It was the quintessential cradle-to-grave welfare state, much loved on the left as an example for America to follow.

But Sweden suffered a severe economic shock in the early 1990s and policy makers were forced to rethink big government.

They’ve since implemented some positive reforms in the area of fiscal policy, along with other changes to liberalize the economy.

I’m particularly impressed that Swedish leaders imposed some genuine fiscal restraint.

Here’s a chart, based on IMF data, showing that the country enjoyed a nine-year period where the burden of government spending grew by an average of 1.9 percent per year.

Swedish Fiscal Restraint

From a libertarian perspective, that’s obviously not very impressive, particularly since the public sector was consuming about two-thirds of economic output at the start of the period.

But by the standards of European politicians, 1.9 percent annual growth was relatively frugal.

And since Mitchell’s Golden Rule merely requires that government grow slower than the private sector, Sweden did make progress.

Real progress. It turns out that a little bit of spending discipline can pay big dividends if it can be sustained for a few years.

This second chart shows that the overall burden of the public sector (left axis) fell dramatically, dropping from more than 67 percent of GDP to 52 percent of economic output.

Swedish Spending+Deficit as % of GDP

By the way, the biggest amount of progress occurred between 1994 and 1998, when spending grew by just 0.27 percent per year. That’s almost as good as what Germany achieved over a four-year period last decade.

American Society as Chessboard

One of my favorite Adam Smith passages is:

The man of system … seems to imagine that he can arrange the different members of a great society with as much ease as the hand arranges the different pieces upon a chess-board. He does not consider that the pieces upon the chess-board have no other principle of motion besides that which the hand impresses upon them; but that, in the great chess-board of human society, every single piece has a principle of motion of its own, altogether different from that which the legislature might chuse to impress upon it.

Today, the men and women of system in the nation’s capital have a high regard for their ability to arrange the chess pieces of American society. There are 318 million individuals, 28 million businesses, 50 state governments, 89,000 local governments, and countless churches, charities, and other organizations in this great nation. Congress passes laws to intervene in the affairs of all of these people and groups, trying to impress its design.

But federal policymakers usually ignore, or fail to understand, the principles of motion in society. They impose minimum wages and health laws, and businesses cut hiring. They subsidize water, which exacerbates droughts. They subsidize flood insurance, which increases the damage from floods. They impose the world’s highest corporate tax rate, and they are shocked when corporations shift their profits abroad.
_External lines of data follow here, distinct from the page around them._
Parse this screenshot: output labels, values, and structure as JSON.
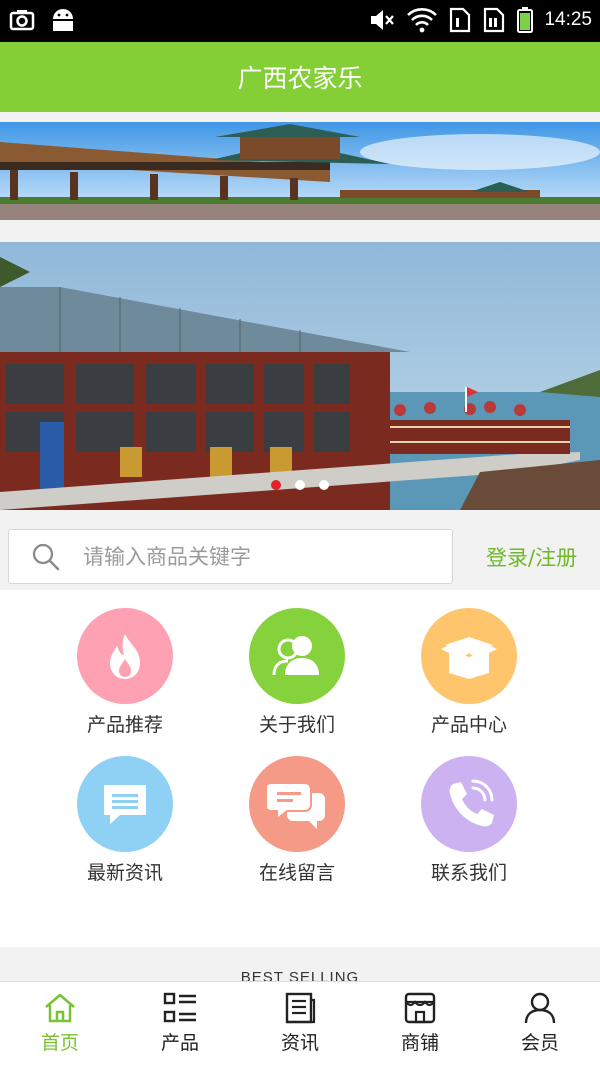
{
  "status_bar": {
    "time": "14:25",
    "left_icons": [
      "screenshot-icon",
      "android-icon"
    ],
    "right_icons": [
      "mute-icon",
      "wifi-icon",
      "sim1-icon",
      "sim2-icon",
      "battery-icon"
    ]
  },
  "app": {
    "title": "广西农家乐",
    "accent_color": "#85cf36"
  },
  "carousel": {
    "slide_count": 3,
    "active_index": 0
  },
  "search": {
    "placeholder": "请输入商品关键字",
    "login_label": "登录/注册"
  },
  "menu": {
    "items": [
      {
        "label": "产品推荐",
        "icon": "fire-icon",
        "color": "#fda1b3"
      },
      {
        "label": "关于我们",
        "icon": "users-icon",
        "color": "#86d23c"
      },
      {
        "label": "产品中心",
        "icon": "box-icon",
        "color": "#fec56c"
      },
      {
        "label": "最新资讯",
        "icon": "message-icon",
        "color": "#8fd1f5"
      },
      {
        "label": "在线留言",
        "icon": "chat-icon",
        "color": "#f59a86"
      },
      {
        "label": "联系我们",
        "icon": "phone-icon",
        "color": "#cdb2f2"
      }
    ]
  },
  "section": {
    "best_selling": "BEST SELLING"
  },
  "bottom_nav": {
    "items": [
      {
        "label": "首页",
        "icon": "home-icon",
        "active": true
      },
      {
        "label": "产品",
        "icon": "list-icon",
        "active": false
      },
      {
        "label": "资讯",
        "icon": "news-icon",
        "active": false
      },
      {
        "label": "商铺",
        "icon": "shop-icon",
        "active": false
      },
      {
        "label": "会员",
        "icon": "user-icon",
        "active": false
      }
    ]
  }
}
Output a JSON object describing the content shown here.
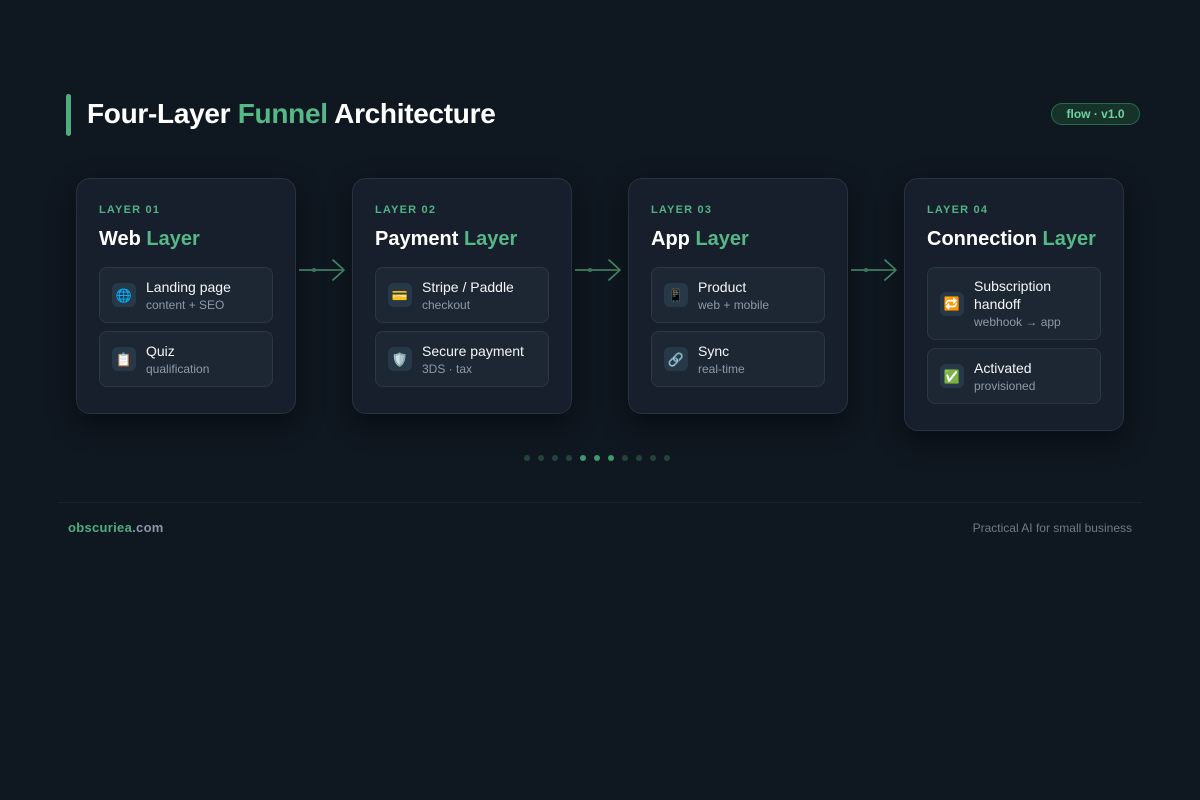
{
  "header": {
    "title_pre": "Four-Layer ",
    "title_accent": "Funnel",
    "title_post": " Architecture",
    "badge": "flow · v1.0"
  },
  "layers": [
    {
      "eyebrow": "LAYER 01",
      "title_main": "Web ",
      "title_accent": "Layer",
      "items": [
        {
          "icon": "globe-icon",
          "glyph": "🌐",
          "label": "Landing page",
          "sub": "content + SEO"
        },
        {
          "icon": "clipboard-icon",
          "glyph": "📋",
          "label": "Quiz",
          "sub": "qualification"
        }
      ]
    },
    {
      "eyebrow": "LAYER 02",
      "title_main": "Payment ",
      "title_accent": "Layer",
      "items": [
        {
          "icon": "credit-card-icon",
          "glyph": "💳",
          "label": "Stripe / Paddle",
          "sub": "checkout"
        },
        {
          "icon": "shield-icon",
          "glyph": "🛡️",
          "label": "Secure payment",
          "sub": "3DS · tax"
        }
      ]
    },
    {
      "eyebrow": "LAYER 03",
      "title_main": "App ",
      "title_accent": "Layer",
      "items": [
        {
          "icon": "mobile-phone-icon",
          "glyph": "📱",
          "label": "Product",
          "sub": "web + mobile"
        },
        {
          "icon": "link-icon",
          "glyph": "🔗",
          "label": "Sync",
          "sub": "real-time"
        }
      ]
    },
    {
      "eyebrow": "LAYER 04",
      "title_main": "Connection ",
      "title_accent": "Layer",
      "items": [
        {
          "icon": "repeat-icon",
          "glyph": "🔁",
          "label": "Subscription handoff",
          "sub": "webhook → app"
        },
        {
          "icon": "check-mark-icon",
          "glyph": "✅",
          "label": "Activated",
          "sub": "provisioned"
        }
      ]
    }
  ],
  "pager": {
    "total": 11,
    "active": [
      4,
      5,
      6
    ]
  },
  "footer": {
    "brand_name": "obscuriea",
    "brand_tld": ".com",
    "tagline": "Practical AI for small business"
  },
  "colors": {
    "accent": "#56b787",
    "background": "#0f1720",
    "card": "#161f2b"
  }
}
Federal attempts to arrange state government policies bring surprises as well. Federal policymakers offer matching grants for Medicaid, and are surprised that it prompts rapid state spending growth and dubious schemes to boost payments. Federal policymakers provide state aid for schools, but states probably just substitute added federal funding for their own.
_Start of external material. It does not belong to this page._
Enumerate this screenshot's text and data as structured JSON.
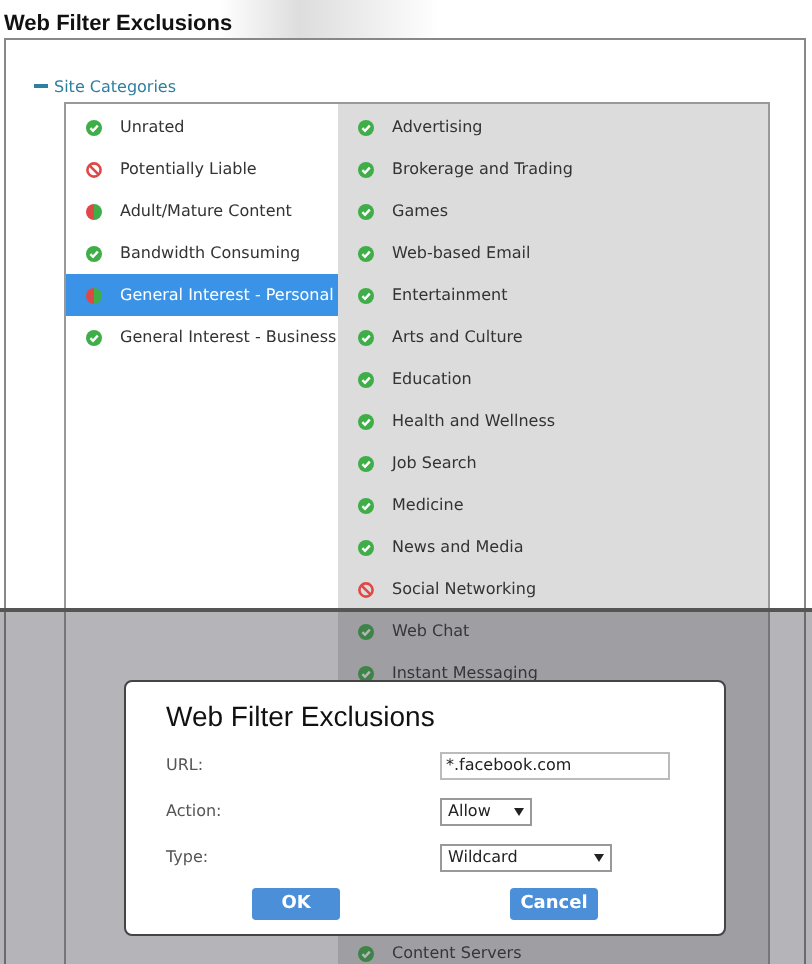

The latest lesson on society’s principles of motion regards food stamp aid. From the Washington Post:

Congress last month passed a revamp of agriculture and food policy that was supposed to save the U.S. government $8.6 billion in food-stamp costs over a decade. That may not happen, though, now that some states are finding a way to avoid the cuts.
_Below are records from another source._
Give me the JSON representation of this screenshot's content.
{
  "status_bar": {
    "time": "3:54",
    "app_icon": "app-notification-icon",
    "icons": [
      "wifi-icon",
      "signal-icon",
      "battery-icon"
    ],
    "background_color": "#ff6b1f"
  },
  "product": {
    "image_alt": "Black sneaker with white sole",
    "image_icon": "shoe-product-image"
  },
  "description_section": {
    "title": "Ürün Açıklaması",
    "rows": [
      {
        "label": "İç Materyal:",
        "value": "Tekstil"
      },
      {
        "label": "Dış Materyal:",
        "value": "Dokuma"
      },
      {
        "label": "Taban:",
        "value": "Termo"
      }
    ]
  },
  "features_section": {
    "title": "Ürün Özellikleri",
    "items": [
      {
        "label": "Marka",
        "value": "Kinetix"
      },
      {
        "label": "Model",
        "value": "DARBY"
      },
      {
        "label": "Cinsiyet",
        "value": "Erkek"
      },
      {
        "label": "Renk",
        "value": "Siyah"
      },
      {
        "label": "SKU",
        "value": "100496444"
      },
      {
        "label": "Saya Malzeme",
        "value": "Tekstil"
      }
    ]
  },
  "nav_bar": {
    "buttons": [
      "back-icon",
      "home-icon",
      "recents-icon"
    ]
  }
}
New York, Connecticut and Pennsylvania are triggering extra nutrition spending by adding money to a home-heating subsidy tied to increased food-stamp aid. The move feeds needy families while thwarting spending-reduction goals … If more follow, the federal government would have to spend much of the $8.6 billion it planned to save, as states reduce spending on other programs to meet the new mandate.

“These federal cuts have made it harder for our state’s most vulnerable residents to put food on the table. The state has intervened on behalf of these low-income New Yorkers,” Gov. Andrew M. Cuomo (D) said in a statement Feb 25. “New York is stepping up to help families in need.”